    Pointers are mostly an artifact resulting from how hardware is designed. At the assembly level, you can't possibly[1] represent a complex structure or record in terms of something you load into a hardware register. In the most general sense, a hardware register only holds a number. Pointers are just numbers, but they're used as memory addresses.

    If you have a pointer to some object, that pointer is fundamentally just a memory address that gets saved as a means of knowing where to go to get the rest of the information in the structure. At the lowest level, it gets loaded into a hardware register, and then added to an offset to fetch the right contents from memory. In other words, the pointer is a number (address) that is then indirectly used as a means of getting at the data.

    In C# and Java, references are kind of like pointers in that they refer to objects at specific memory locations; however, the language designs don't force programmers to worry about managing what information is at what address because of the garbage collector. They aren't truly systems-software languages ... ( though I've seen people do things like build Java-based kernels -- they usually have some C code to bootstrap the system and have a VM written in C. After that the rest of the system is done in Java code written on top of the VM.)

    In C and C++, you can do things like use pointers to point at memory-mapped I/O structures, work with hardware directly, or roll your own heap-management functions to save yourself time in time-critical functions.

    [1] With the usual hardware, anyway
  7. I actually understand what pointers and ref are. The problem is how they are controlled. It's like an counter-intuitive regex. like control using '*'.

    Me don't like '*'....
  8. pre-backtest prototyping for simple stuff: wealth-lab

    everything else: custom c++

    most relevant: c++. almost everything i've seen API wise is written in or has a version written in this. if you do any serious automation, at some point, you'll probably have to learn it.
  9. * => dereference
    no-star => addressing, purely numerical

    It's Easier if you understand assembly language. :) Difference between [eax] and eax, in Intel-style assembly. [eax] use indirection on the contents of eax, versus using the value of eax itself.

    Only difference from assembly is that C is smart enough to manipulate the address numerically based on the sizeof() result of the type associated with the pointer.

    I learned to use pointers because, way back when, DOS programmers used to actually have to take a pointer to the video memory to draw images on the screen.
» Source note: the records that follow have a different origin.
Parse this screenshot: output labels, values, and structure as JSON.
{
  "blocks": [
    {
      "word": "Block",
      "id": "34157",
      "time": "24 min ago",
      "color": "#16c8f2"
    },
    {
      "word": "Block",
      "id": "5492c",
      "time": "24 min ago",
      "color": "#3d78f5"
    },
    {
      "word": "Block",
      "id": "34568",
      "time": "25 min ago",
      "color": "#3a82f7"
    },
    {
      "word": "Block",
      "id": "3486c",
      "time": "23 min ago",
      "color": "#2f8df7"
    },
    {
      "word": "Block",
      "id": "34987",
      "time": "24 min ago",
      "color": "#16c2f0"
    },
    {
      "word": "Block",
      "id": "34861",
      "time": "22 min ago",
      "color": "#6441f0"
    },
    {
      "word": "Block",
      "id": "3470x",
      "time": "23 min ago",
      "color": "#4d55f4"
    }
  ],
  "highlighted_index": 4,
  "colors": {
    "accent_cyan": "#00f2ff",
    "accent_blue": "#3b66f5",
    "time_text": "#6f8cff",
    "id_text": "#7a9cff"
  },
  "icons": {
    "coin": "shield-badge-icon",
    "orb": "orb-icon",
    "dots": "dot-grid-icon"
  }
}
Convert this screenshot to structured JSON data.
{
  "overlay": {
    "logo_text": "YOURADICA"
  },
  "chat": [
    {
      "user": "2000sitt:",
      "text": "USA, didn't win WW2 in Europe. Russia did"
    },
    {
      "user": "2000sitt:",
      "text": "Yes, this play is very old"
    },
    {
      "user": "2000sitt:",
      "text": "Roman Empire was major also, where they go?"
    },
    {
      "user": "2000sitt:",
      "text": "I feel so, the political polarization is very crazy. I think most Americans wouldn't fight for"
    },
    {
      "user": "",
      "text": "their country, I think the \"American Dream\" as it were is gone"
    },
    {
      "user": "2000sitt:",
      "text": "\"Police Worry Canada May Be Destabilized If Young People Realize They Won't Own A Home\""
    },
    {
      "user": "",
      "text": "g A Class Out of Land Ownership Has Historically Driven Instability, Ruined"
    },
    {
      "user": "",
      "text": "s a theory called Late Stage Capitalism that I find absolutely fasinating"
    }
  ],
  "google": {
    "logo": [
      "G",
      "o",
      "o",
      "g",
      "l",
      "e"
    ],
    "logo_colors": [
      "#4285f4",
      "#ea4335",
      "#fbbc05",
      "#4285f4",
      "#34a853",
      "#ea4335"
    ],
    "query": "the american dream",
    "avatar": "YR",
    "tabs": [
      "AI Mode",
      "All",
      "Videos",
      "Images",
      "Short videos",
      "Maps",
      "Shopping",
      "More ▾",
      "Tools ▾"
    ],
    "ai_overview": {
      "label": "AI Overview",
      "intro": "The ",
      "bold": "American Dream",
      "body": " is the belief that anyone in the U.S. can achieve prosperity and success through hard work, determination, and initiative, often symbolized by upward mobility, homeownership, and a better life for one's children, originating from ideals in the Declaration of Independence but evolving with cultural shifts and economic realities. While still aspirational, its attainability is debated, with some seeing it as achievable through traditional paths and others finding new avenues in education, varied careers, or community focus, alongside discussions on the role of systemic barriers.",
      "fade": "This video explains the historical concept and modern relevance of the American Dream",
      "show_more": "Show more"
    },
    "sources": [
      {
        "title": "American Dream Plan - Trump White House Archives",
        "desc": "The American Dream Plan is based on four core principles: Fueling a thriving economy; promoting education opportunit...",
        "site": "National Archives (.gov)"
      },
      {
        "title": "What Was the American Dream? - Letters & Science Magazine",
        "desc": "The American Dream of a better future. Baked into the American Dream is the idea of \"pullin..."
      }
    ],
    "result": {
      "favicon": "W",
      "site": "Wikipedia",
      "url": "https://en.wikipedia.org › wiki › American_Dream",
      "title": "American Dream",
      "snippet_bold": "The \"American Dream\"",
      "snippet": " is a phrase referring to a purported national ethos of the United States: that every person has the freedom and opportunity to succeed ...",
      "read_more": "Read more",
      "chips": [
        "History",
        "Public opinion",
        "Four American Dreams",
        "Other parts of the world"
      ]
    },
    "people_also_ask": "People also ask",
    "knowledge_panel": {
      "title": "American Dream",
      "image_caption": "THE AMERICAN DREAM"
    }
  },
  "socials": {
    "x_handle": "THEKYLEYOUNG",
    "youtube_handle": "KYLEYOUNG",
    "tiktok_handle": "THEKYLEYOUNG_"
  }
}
Knowing how to manipulate the pointers allowed you to draw images. For CGA video cards, it used to be that you needed to know which memory bank was the odd memory bank and which one was the even memory bank. You had to keep a representation of the screen such that you had to work around the hardware, and that's where the pointers came in handy.

    (... and while I am young, I did have to learn how to use CGA because my parents didn't want to buy a better computer. I was a desperate teenager and wanted to make video games.)

    These days, I don't think application level programmers really need to understand pointers so much with C# and Java around.
  10. My career was in IT for 35 years before I retired to trade full time. I wrote some of my first trading programs in OS/390 Cobol in the 1980s. Then moved my data to DB2 in 1990s and added SQL. When PCs came out gradually convert the programs to Basic.

    When Omega Research came out with software in 1990s I was one of their first customers. I have been programming in Easy Language ever since. Now all my strategies are automated on Tradestation and support me. I’m trying to learn C# to convert them to NinjaTrader.
    #10     Apr 30, 2009